*Directions:*
Copy out each line of the listing below in which the string "договора" occurs.

*Material to process:*
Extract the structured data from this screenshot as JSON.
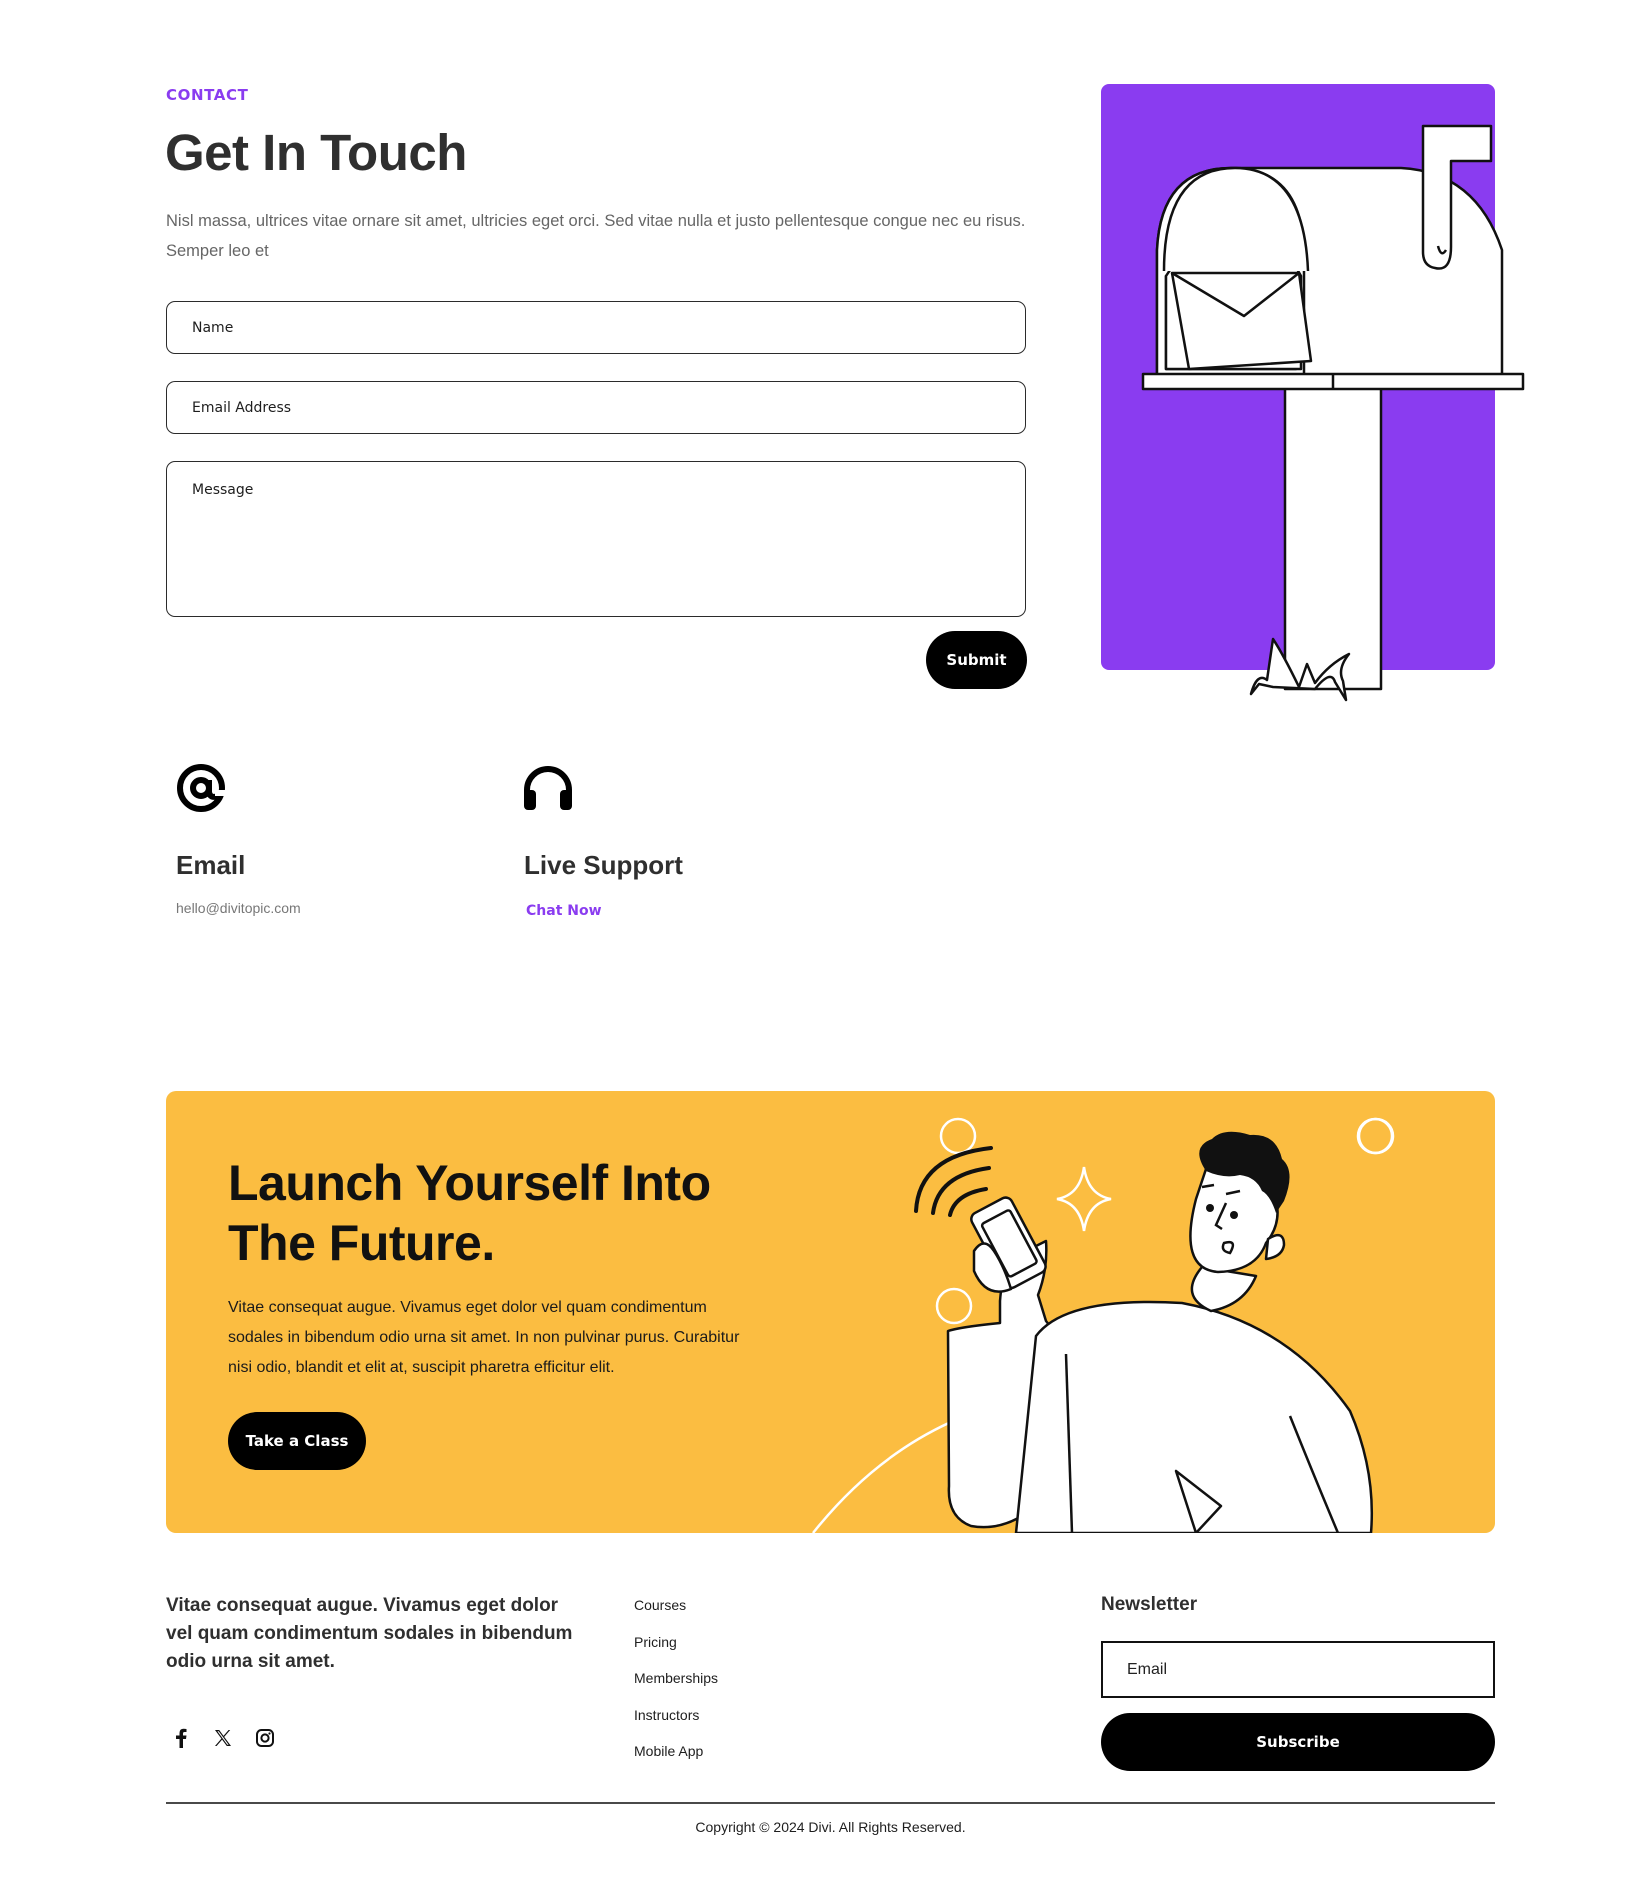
{
  "contact": {
    "eyebrow": "CONTACT",
    "title": "Get In Touch",
    "intro": "Nisl massa, ultrices vitae ornare sit amet, ultricies eget orci. Sed vitae nulla et justo pellentesque congue nec eu risus. Semper leo et",
    "form": {
      "name_placeholder": "Name",
      "email_placeholder": "Email Address",
      "message_placeholder": "Message",
      "submit_label": "Submit"
    }
  },
  "info": {
    "email": {
      "icon": "at-sign-icon",
      "title": "Email",
      "value": "hello@divitopic.com"
    },
    "support": {
      "icon": "headphones-icon",
      "title": "Live Support",
      "link_label": "Chat Now"
    }
  },
  "cta": {
    "title": "Launch Yourself Into The Future.",
    "text": "Vitae consequat augue. Vivamus eget dolor vel quam condimentum sodales in bibendum odio urna sit amet. In non pulvinar purus. Curabitur nisi odio, blandit et elit at, suscipit pharetra efficitur elit.",
    "button_label": "Take a Class"
  },
  "footer": {
    "blurb": "Vitae consequat augue. Vivamus eget dolor vel quam condimentum sodales in bibendum odio urna sit amet.",
    "social": [
      "facebook-icon",
      "x-twitter-icon",
      "instagram-icon"
    ],
    "links": [
      "Courses",
      "Pricing",
      "Memberships",
      "Instructors",
      "Mobile App"
    ],
    "newsletter": {
      "title": "Newsletter",
      "placeholder": "Email",
      "button_label": "Subscribe"
    },
    "copyright": "Copyright © 2024 Divi. All Rights Reserved."
  },
  "colors": {
    "accent": "#8a3cf0",
    "cta_bg": "#fbbd41",
    "button": "#000000"
  }
}
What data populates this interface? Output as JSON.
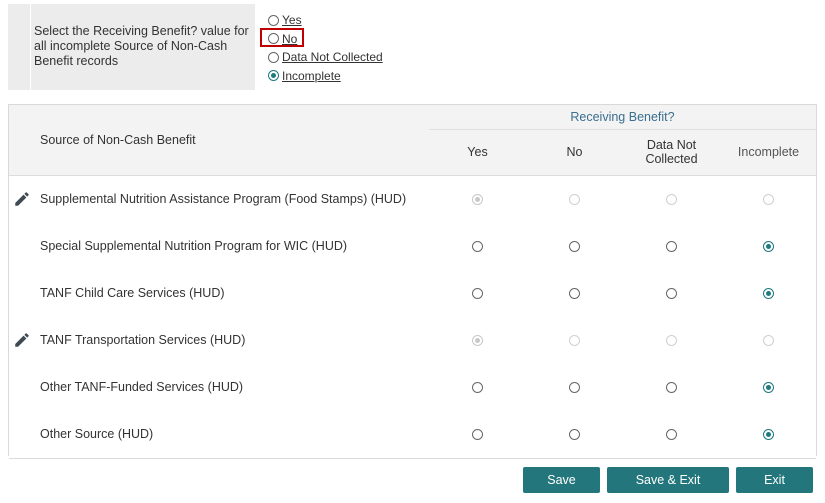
{
  "bulk": {
    "prompt": "Select the Receiving Benefit? value for all incomplete Source of Non-Cash Benefit records",
    "options": [
      {
        "label": "Yes",
        "checked": false,
        "highlighted": false
      },
      {
        "label": "No",
        "checked": false,
        "highlighted": true
      },
      {
        "label": "Data Not Collected",
        "checked": false,
        "highlighted": false
      },
      {
        "label": "Incomplete",
        "checked": true,
        "highlighted": false
      }
    ]
  },
  "table": {
    "source_header": "Source of Non-Cash Benefit",
    "group_header": "Receiving Benefit?",
    "columns": [
      "Yes",
      "No",
      "Data Not Collected",
      "Incomplete"
    ],
    "rows": [
      {
        "source": "Supplemental Nutrition Assistance Program (Food Stamps) (HUD)",
        "editable": true,
        "selected": "Yes",
        "disabled": true
      },
      {
        "source": "Special Supplemental Nutrition Program for WIC (HUD)",
        "editable": false,
        "selected": "Incomplete",
        "disabled": false
      },
      {
        "source": "TANF Child Care Services (HUD)",
        "editable": false,
        "selected": "Incomplete",
        "disabled": false
      },
      {
        "source": "TANF Transportation Services (HUD)",
        "editable": true,
        "selected": "Yes",
        "disabled": true
      },
      {
        "source": "Other TANF-Funded Services (HUD)",
        "editable": false,
        "selected": "Incomplete",
        "disabled": false
      },
      {
        "source": "Other Source (HUD)",
        "editable": false,
        "selected": "Incomplete",
        "disabled": false
      }
    ]
  },
  "buttons": {
    "save": "Save",
    "save_exit": "Save & Exit",
    "exit": "Exit"
  },
  "colors": {
    "accent": "#23767c",
    "highlight_box": "#c00000"
  },
  "icons": {
    "edit": "pencil-icon"
  }
}
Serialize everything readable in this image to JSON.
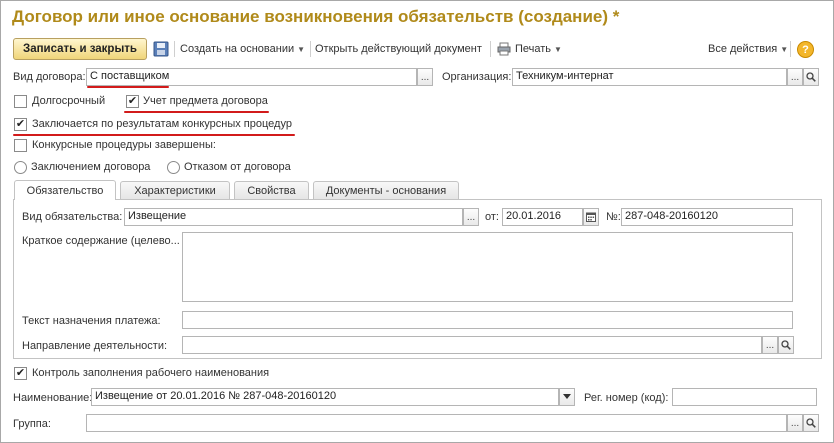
{
  "title": "Договор или иное основание возникновения обязательств (создание) *",
  "toolbar": {
    "save_close": "Записать и закрыть",
    "create_based": "Создать на основании",
    "open_current": "Открыть действующий документ",
    "print": "Печать",
    "all_actions": "Все действия",
    "help": "?"
  },
  "form": {
    "contract_type_label": "Вид договора:",
    "contract_type_value": "С поставщиком",
    "organization_label": "Организация:",
    "organization_value": "Техникум-интернат",
    "longterm_label": "Долгосрочный",
    "subject_label": "Учет предмета договора",
    "competitive_label": "Заключается по результатам конкурсных процедур",
    "procedures_done_label": "Конкурсные процедуры завершены:",
    "radio_conclusion": "Заключением договора",
    "radio_refusal": "Отказом от договора",
    "ellipsis": "...",
    "states": {
      "longterm": false,
      "subject": true,
      "competitive": true,
      "procedures_done": false,
      "control": true
    }
  },
  "tabs": [
    "Обязательство",
    "Характеристики",
    "Свойства",
    "Документы - основания"
  ],
  "obligation": {
    "kind_label": "Вид обязательства:",
    "kind_value": "Извещение",
    "from_label": "от:",
    "date_value": "20.01.2016",
    "number_label": "№:",
    "number_value": "287-048-20160120",
    "summary_label": "Краткое содержание (целево...",
    "payment_label": "Текст назначения платежа:",
    "direction_label": "Направление деятельности:"
  },
  "bottom": {
    "control_label": "Контроль заполнения рабочего наименования",
    "name_label": "Наименование:",
    "name_value": "Извещение от 20.01.2016 № 287-048-20160120",
    "reg_label": "Рег. номер (код):",
    "group_label": "Группа:"
  },
  "icons": [
    "save-disk-icon",
    "printer-icon",
    "calendar-icon",
    "search-icon",
    "check-icon",
    "dropdown-arrow-icon"
  ],
  "colors": {
    "title": "#b08a1a",
    "annotation": "#d21b1b",
    "primary_button": "#f0d57a"
  }
}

*Response below:*
    "contract_type_label": "Вид договора:",
    "subject_label": "Учет предмета договора",
    "radio_conclusion": "Заключением договора",
    "radio_refusal": "Отказом от договора",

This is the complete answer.